Aisha happens to be an ambitious, hardworking and successful woman who stands out from the rest. She returns to her village in Pangani, where she realises that people have labelled her because she has changed the script about women in Tanzania. Men feel threatened by her position in society, especially her childhood lover, Ramadhani. Aisha turns down his advances and he decides to ‘punish’ her as a way of putting her in her place.
Despite being blamed for an organised gang rape, Aisha fights all the way until justice is served.The film, ‘Aisha’ received the Audience Prize during this year’s edition of International Images and Film Festival (IIFF) held earlier this year. Below is an interview I had with Wilson Rumisha, marketing and Production Manager of Kijiweni Productions.
Daphne Jena: Aisha is a film that focuses on a woman’s experience of rape in Tanzania. Considering that this was produced by a male team, what informed the script and the roles of the film?
Wilson Rumisha: Kijiweni Productions (KP), the production house that produced the film including putting the team together, consisted of a both male and female heads of department. As KP believed it was necessary to have women involved in decision making roles in such a powerful film, both the 1st and 2nd Assistant Directors were female in addition to the Art and Wardrobe directors. In response to script and the roles, Aisha is a film that took a year to complete from development to its conception consisting of the Producer, Amil Shivji and Writer, Hamadi Mwaipachu who spent weeks in Pangani, Tanga where the basis of the violence came from, which in addition is the place where the story and the film came from and was shot, respectively.

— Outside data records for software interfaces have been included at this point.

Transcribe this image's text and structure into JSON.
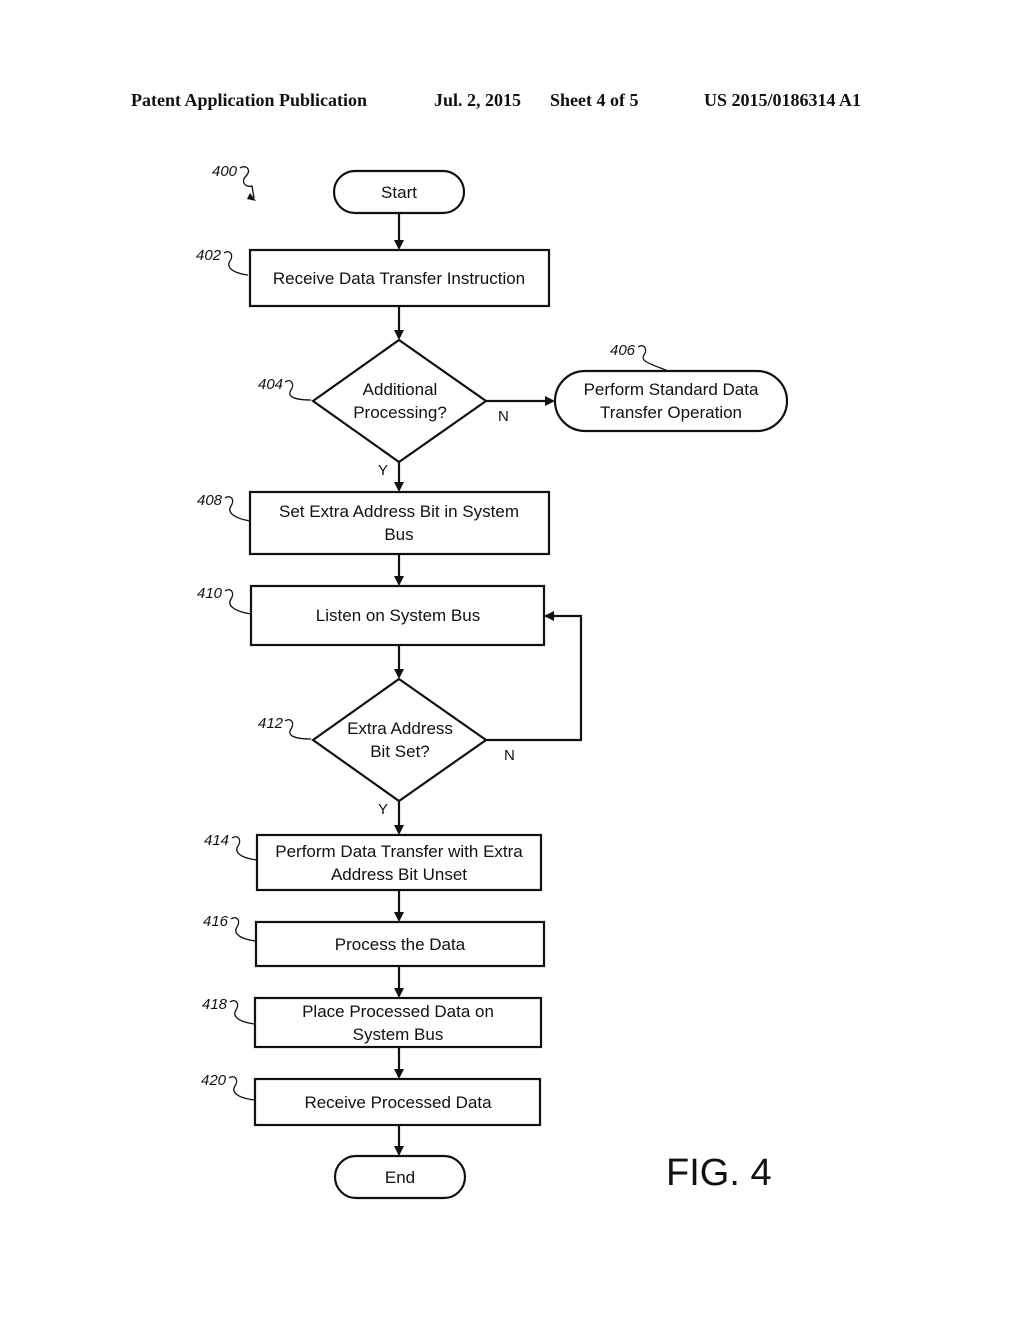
{
  "header": {
    "publication": "Patent Application Publication",
    "date": "Jul. 2, 2015",
    "sheet": "Sheet 4 of 5",
    "number": "US 2015/0186314 A1"
  },
  "figure": {
    "ref": "400",
    "label": "FIG. 4",
    "start": "Start",
    "end": "End",
    "steps": {
      "s402": {
        "ref": "402",
        "lines": [
          "Receive Data Transfer Instruction"
        ]
      },
      "s404": {
        "ref": "404",
        "lines": [
          "Additional",
          "Processing?"
        ],
        "yes": "Y",
        "no": "N"
      },
      "s406": {
        "ref": "406",
        "lines": [
          "Perform Standard Data",
          "Transfer Operation"
        ]
      },
      "s408": {
        "ref": "408",
        "lines": [
          "Set Extra Address Bit in System",
          "Bus"
        ]
      },
      "s410": {
        "ref": "410",
        "lines": [
          "Listen on System Bus"
        ]
      },
      "s412": {
        "ref": "412",
        "lines": [
          "Extra Address",
          "Bit Set?"
        ],
        "yes": "Y",
        "no": "N"
      },
      "s414": {
        "ref": "414",
        "lines": [
          "Perform Data Transfer with Extra",
          "Address Bit Unset"
        ]
      },
      "s416": {
        "ref": "416",
        "lines": [
          "Process the Data"
        ]
      },
      "s418": {
        "ref": "418",
        "lines": [
          "Place Processed Data on",
          "System Bus"
        ]
      },
      "s420": {
        "ref": "420",
        "lines": [
          "Receive Processed Data"
        ]
      }
    }
  }
}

Victims of this attacks were spoken to including perpetrators themselves, so that a story that is true to the societal context would be written.
DJ: It is quite unusual for women who have gone through such a terrible experience to quickly stand up strong and confront, society and the system, like Aisha did. Why did you decide to have her appear strong and unfazed in the film?
WR: Aisha like many women was a survivor of violence, but I would not say she was unfazed. She was assaulted, no one believed her, no one wanted to help her, she was left by her husband, she went through what many women go through under the same situation. But nevertheless she believed in justice, she believed that she must fight for herself since no one else will. In addition she knew her perpetrator and that was all she needed. In some cases women are unaware of who the individuals are hence why they choose to keep quite. But being aware of who her perpetrator was , Aisha had that to work with. She was going to capitalise on it and by any means necessary fight through injustice to right the wrongs. If you pay very close attention when watching you will see that she is generally a strong woman.
DJ: The village head and the police kept insisting that they needed a witness to come forward for Aisha’s report to be considered under investigation. To what extent does this represent what rape survivors go through in today’s Tanzania?
WR: According to research conducted by the NGO Uzikwasa, who we collaborated with in making the film, such is still the case. As shocking as it may sound, within a patriarchal framework it is not just in Tanga but worldwide where victim blaming and shaming takes up more space than seeking justice and equality. It must be known that the events in the film may have taken place in Tanga but were meant to strike a chord worldwide.
DJ: What was the aim of producing the 1year old film and how much influence has the film had in policy making and in changing society’s attitudes? If you have classic examples please include them.
WR: Aisha’s aim was not just to create awareness but curb the violence in Pangani, Tanga. By giving people, men and women alike, the chance to watch the film, we hoped to activate their humanity with the hope of either bringing out perpetrators, or in relation to men, not getting involved in such acts and assisting victims where necessary. For women it was the same but also for survivors to believe, fight and strive for justice no matter how small the odds maybe be against them, not to hide in silence but fight for justice. Aisha has been touring Tanzania and from the statistics received there has been a significant decrease of gender based violence in a number of controlled areas and we have high hopes for other places. We don’t expect the film to suddenly change the on-ground situation over night, but there has been some cases of this piece of work being referenced in local cases of sexual violence. The community is definitely talking louder about a topic that was once labeled a taboo.
Main Image: Goldiver Gordian, who plays the role of Aisha in the film. Image used with permission from Kijiweni Productions